I don’t know John well, he’s more like an acquaintance. He, however, considers me a good friend. I do nothing more than engage him in conversation when I see him, usually only at times like Hope Mission’s special events.
Seeing John at the our street BBQ last Saturday reminded me of the time, a few years ago now, that he came to see me.
It was a busy day. As I walked down the hallway toward him I was already deciding to tell him I couldn’t meet with him.
"Hi buddy, just came to see you. Lets have some coffee." He repeats this line three times in rapid fire succession.
John, around 40 years old now, lives with the effects of fetal alcohol syndrome. His particular malady is that his body jerks around as if on strings controlled by a spastic puppeteer. He is able to control himself enough to drink hot coffee. But stains on his shirt also show many failed attempts at eating and drinking.
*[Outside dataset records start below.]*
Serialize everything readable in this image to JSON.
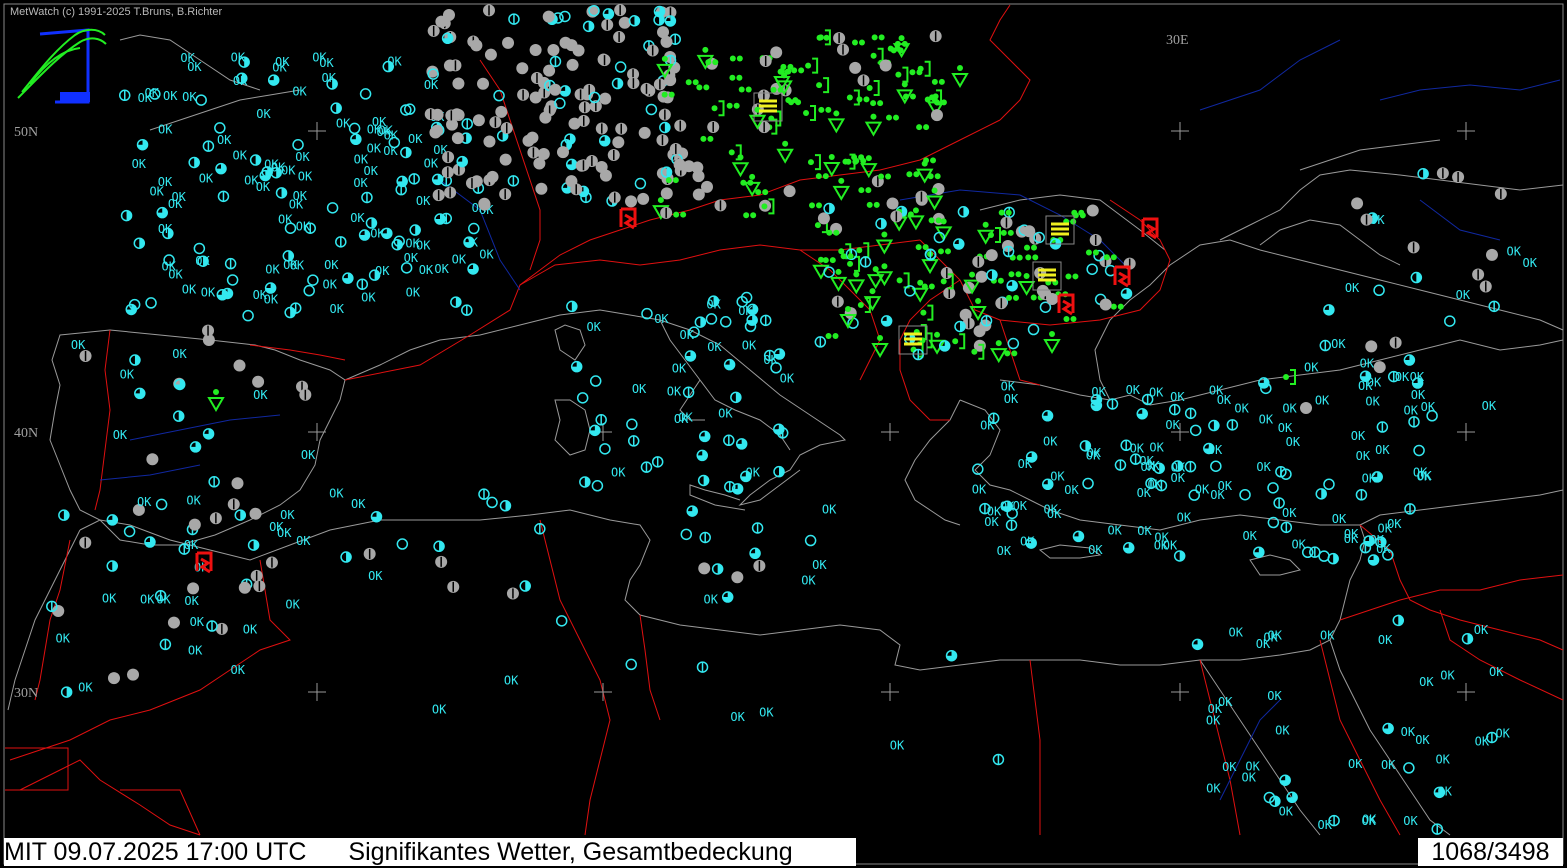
{
  "header": {
    "copyright": "MetWatch  (c) 1991-2025 T.Bruns, B.Richter"
  },
  "footer": {
    "datetime": "MIT 09.07.2025 17:00 UTC",
    "product": "Signifikantes Wetter, Gesamtbedeckung",
    "station_count": "1068/3498"
  },
  "grid_labels": {
    "lat_50": "50N",
    "lat_40": "40N",
    "lat_30": "30N",
    "lon_30": "30E"
  },
  "ok_label": "OK",
  "colors": {
    "background": "#000000",
    "coastline": "#9a9a9a",
    "border": "#e01010",
    "river": "#1028a0",
    "cloud_cover": "#33e8f0",
    "overcast": "#a8a8a8",
    "rain": "#22ee22",
    "fog": "#f0f020",
    "thunderstorm": "#ee1010"
  },
  "icons": [
    "metwatch-logo-icon",
    "cloud-cover-circle-icon",
    "rain-dot-icon",
    "shower-triangle-icon",
    "thunderstorm-icon",
    "fog-lines-icon",
    "overcast-disc-icon"
  ]
}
He tells me of a friend that died three days earlier. His friend, he says, was like him. He means his friend also lived with a body that resembled a spasmodic marionette. He explains in short bursts, that his friend died while having a seizure.
And this was why John came to see me. He was grieving, not knowing what to do with all the feelings he was awash in. And then he cries; and I watch him. I had been thick to how much this friend meant to him. We sit in silence.
John finishes his coffee and says he needs to go but asks if I would pray for him. I take his hand and his convulsive movements calm. I pray. I feel the warmth of the moment and what I can only call the hereness of Christ; and my shame in almost rejecting this visit turns to something like humility.